**Given data:**

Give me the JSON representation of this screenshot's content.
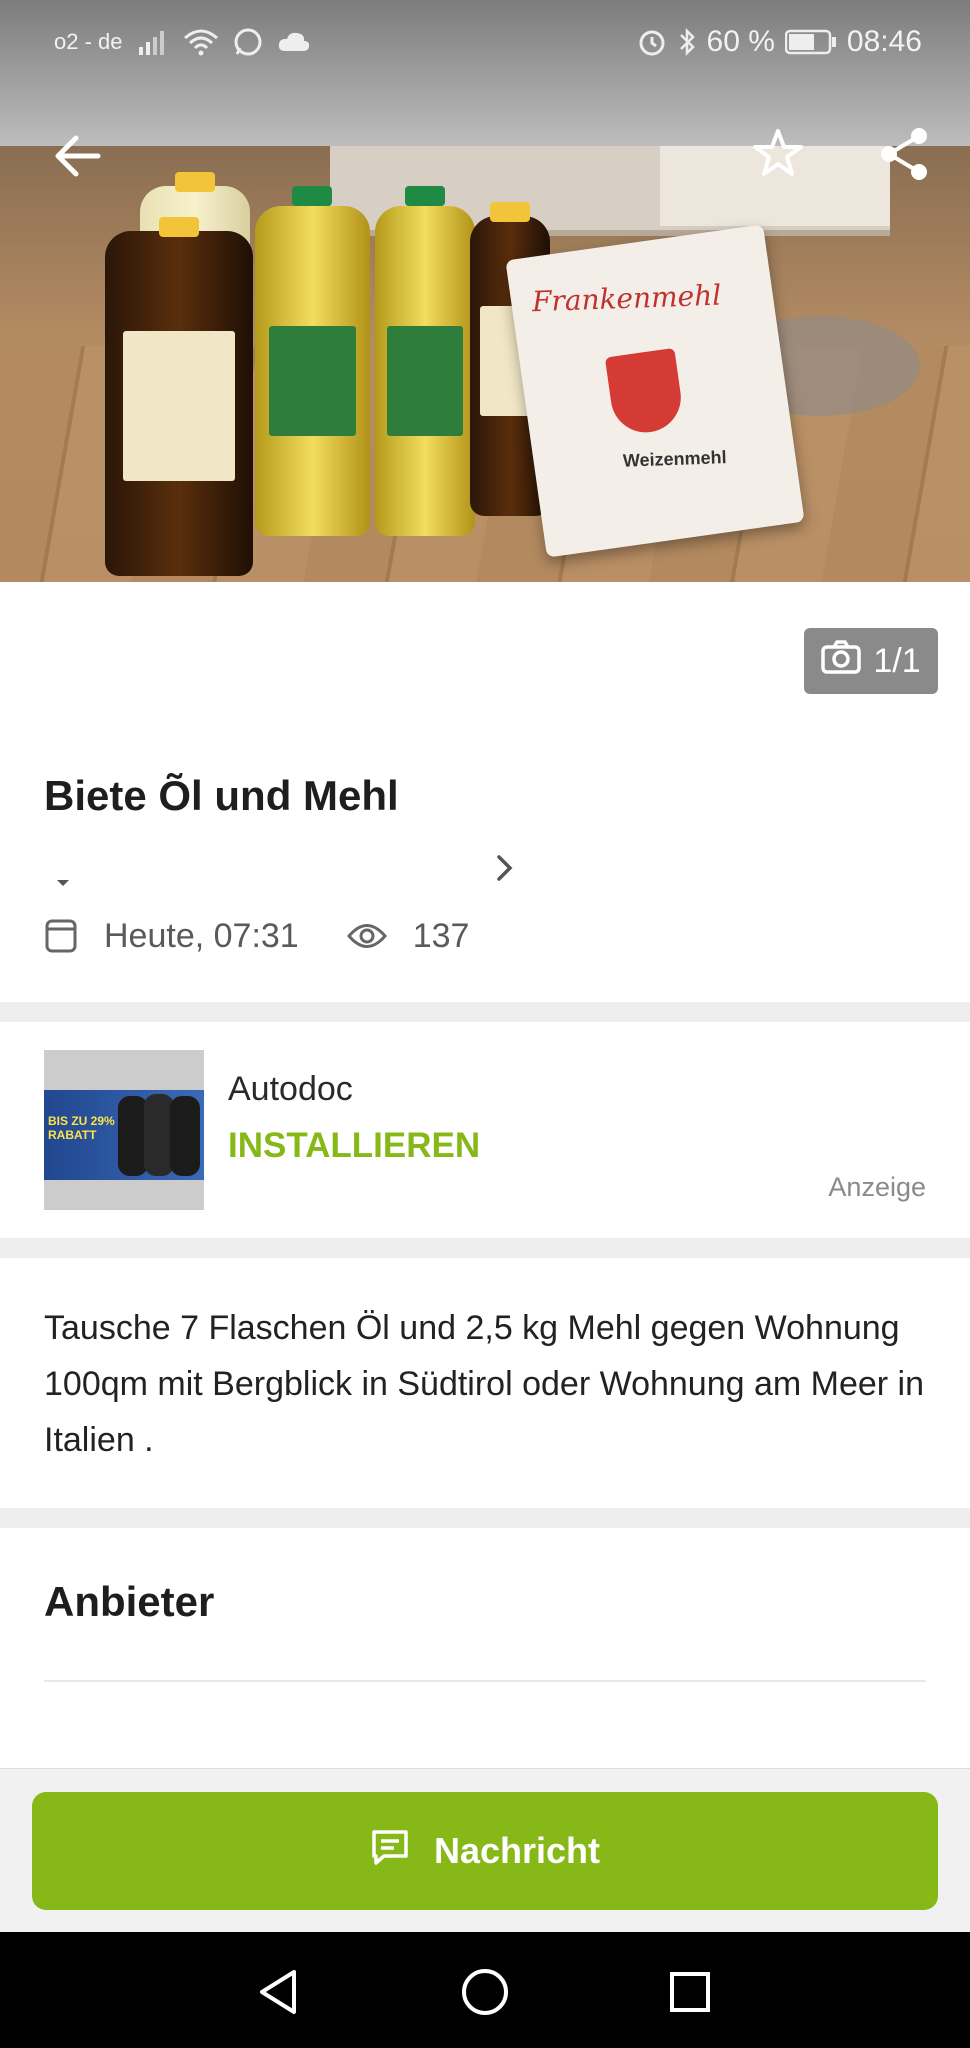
{
  "status_bar": {
    "carrier": "o2 - de",
    "battery_percent": "60 %",
    "time": "08:46",
    "icons": [
      "signal-icon",
      "wifi-icon",
      "whatsapp-icon",
      "cloud-icon",
      "alarm-icon",
      "bluetooth-icon",
      "battery-icon"
    ]
  },
  "header": {
    "back_icon": "arrow-left-icon",
    "favorite_icon": "star-outline-icon",
    "share_icon": "share-icon"
  },
  "hero": {
    "flour_brand": "Frankenmehl",
    "flour_type": "Weizenmehl"
  },
  "photo_counter": {
    "icon": "camera-icon",
    "text": "1/1"
  },
  "listing": {
    "title": "Biete Õl und Mehl",
    "date": "Heute, 07:31",
    "views": "137"
  },
  "ad": {
    "title": "Autodoc",
    "cta": "INSTALLIEREN",
    "label": "Anzeige",
    "thumb_text": "BIS ZU 29% RABATT"
  },
  "description": "Tausche 7 Flaschen Öl und 2,5 kg Mehl gegen Wohnung 100qm mit Bergblick in Südtirol oder Wohnung am Meer in Italien .",
  "seller_section": {
    "title": "Anbieter"
  },
  "action": {
    "message_label": "Nachricht",
    "icon": "chat-icon"
  },
  "nav": [
    "back-triangle-icon",
    "home-circle-icon",
    "recents-square-icon"
  ],
  "colors": {
    "accent": "#86b817",
    "counter_bg": "#8a8a8a"
  }
}
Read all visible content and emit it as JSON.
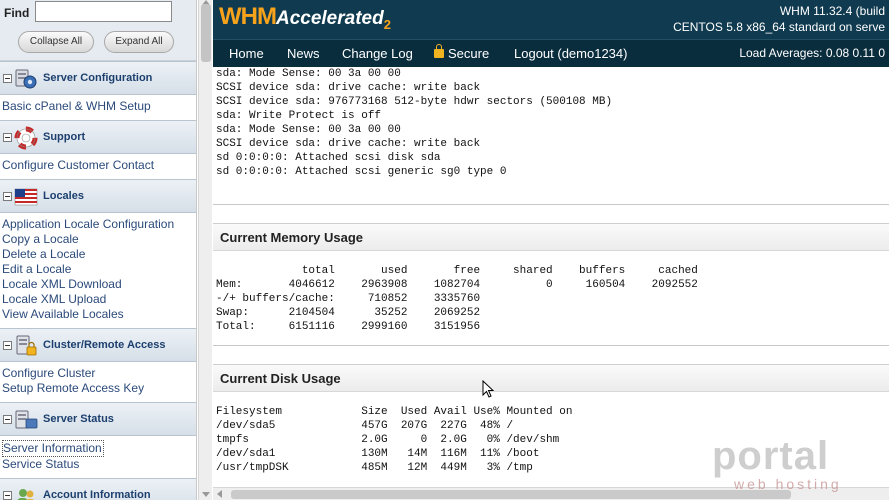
{
  "sidebar": {
    "find_label": "Find",
    "find_value": "",
    "collapse_label": "Collapse All",
    "expand_label": "Expand All",
    "sections": [
      {
        "title": "Server Configuration",
        "items": [
          "Basic cPanel & WHM Setup"
        ]
      },
      {
        "title": "Support",
        "items": [
          "Configure Customer Contact"
        ]
      },
      {
        "title": "Locales",
        "items": [
          "Application Locale Configuration",
          "Copy a Locale",
          "Delete a Locale",
          "Edit a Locale",
          "Locale XML Download",
          "Locale XML Upload",
          "View Available Locales"
        ]
      },
      {
        "title": "Cluster/Remote Access",
        "items": [
          "Configure Cluster",
          "Setup Remote Access Key"
        ]
      },
      {
        "title": "Server Status",
        "items": [
          "Server Information",
          "Service Status"
        ]
      },
      {
        "title": "Account Information",
        "items": []
      }
    ]
  },
  "header": {
    "logo_main": "WHM",
    "logo_accent": "Accelerated",
    "logo_num": "2",
    "version_line1": "WHM 11.32.4 (build",
    "version_line2": "CENTOS 5.8 x86_64 standard on serve"
  },
  "nav": {
    "items": [
      "Home",
      "News",
      "Change Log",
      "Secure",
      "Logout (demo1234)"
    ],
    "load_averages": "Load Averages: 0.08 0.11 0"
  },
  "dmesg": "sda: Mode Sense: 00 3a 00 00\nSCSI device sda: drive cache: write back\nSCSI device sda: 976773168 512-byte hdwr sectors (500108 MB)\nsda: Write Protect is off\nsda: Mode Sense: 00 3a 00 00\nSCSI device sda: drive cache: write back\nsd 0:0:0:0: Attached scsi disk sda\nsd 0:0:0:0: Attached scsi generic sg0 type 0",
  "memory": {
    "title": "Current Memory Usage",
    "text": "             total       used       free     shared    buffers     cached\nMem:       4046612    2963908    1082704          0     160504    2092552\n-/+ buffers/cache:     710852    3335760\nSwap:      2104504      35252    2069252\nTotal:     6151116    2999160    3151956"
  },
  "disk": {
    "title": "Current Disk Usage",
    "text": "Filesystem            Size  Used Avail Use% Mounted on\n/dev/sda5             457G  207G  227G  48% /\ntmpfs                 2.0G     0  2.0G   0% /dev/shm\n/dev/sda1             130M   14M  116M  11% /boot\n/usr/tmpDSK           485M   12M  449M   3% /tmp"
  },
  "watermark": {
    "main": "portal",
    "sub": "web hosting"
  },
  "colors": {
    "header_bg": "#0f3a4f",
    "nav_bg": "#0a2d3e",
    "logo_orange": "#f7a21b",
    "sidebar_link": "#2b4a7a"
  }
}
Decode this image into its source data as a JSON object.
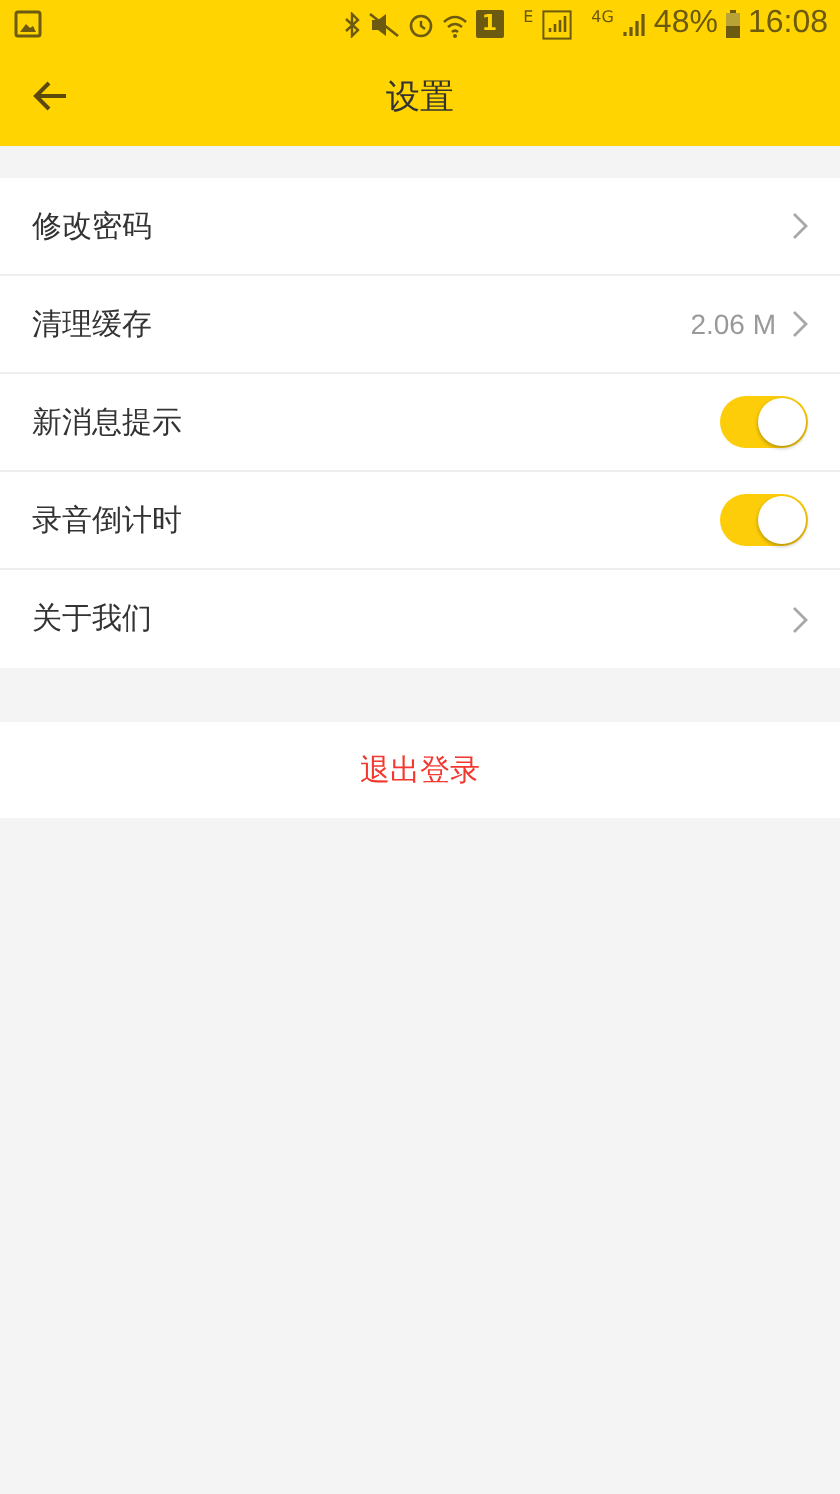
{
  "status_bar": {
    "sim": "1",
    "network_1": "E",
    "network_2": "4G",
    "battery": "48%",
    "time": "16:08"
  },
  "header": {
    "title": "设置"
  },
  "rows": [
    {
      "kind": "link",
      "label": "修改密码"
    },
    {
      "kind": "link",
      "label": "清理缓存",
      "value": "2.06 M"
    },
    {
      "kind": "toggle",
      "label": "新消息提示",
      "on": true
    },
    {
      "kind": "toggle",
      "label": "录音倒计时",
      "on": true
    },
    {
      "kind": "link",
      "label": "关于我们"
    }
  ],
  "logout": {
    "label": "退出登录"
  }
}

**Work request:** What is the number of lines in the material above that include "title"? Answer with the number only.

**Response to this task:** 12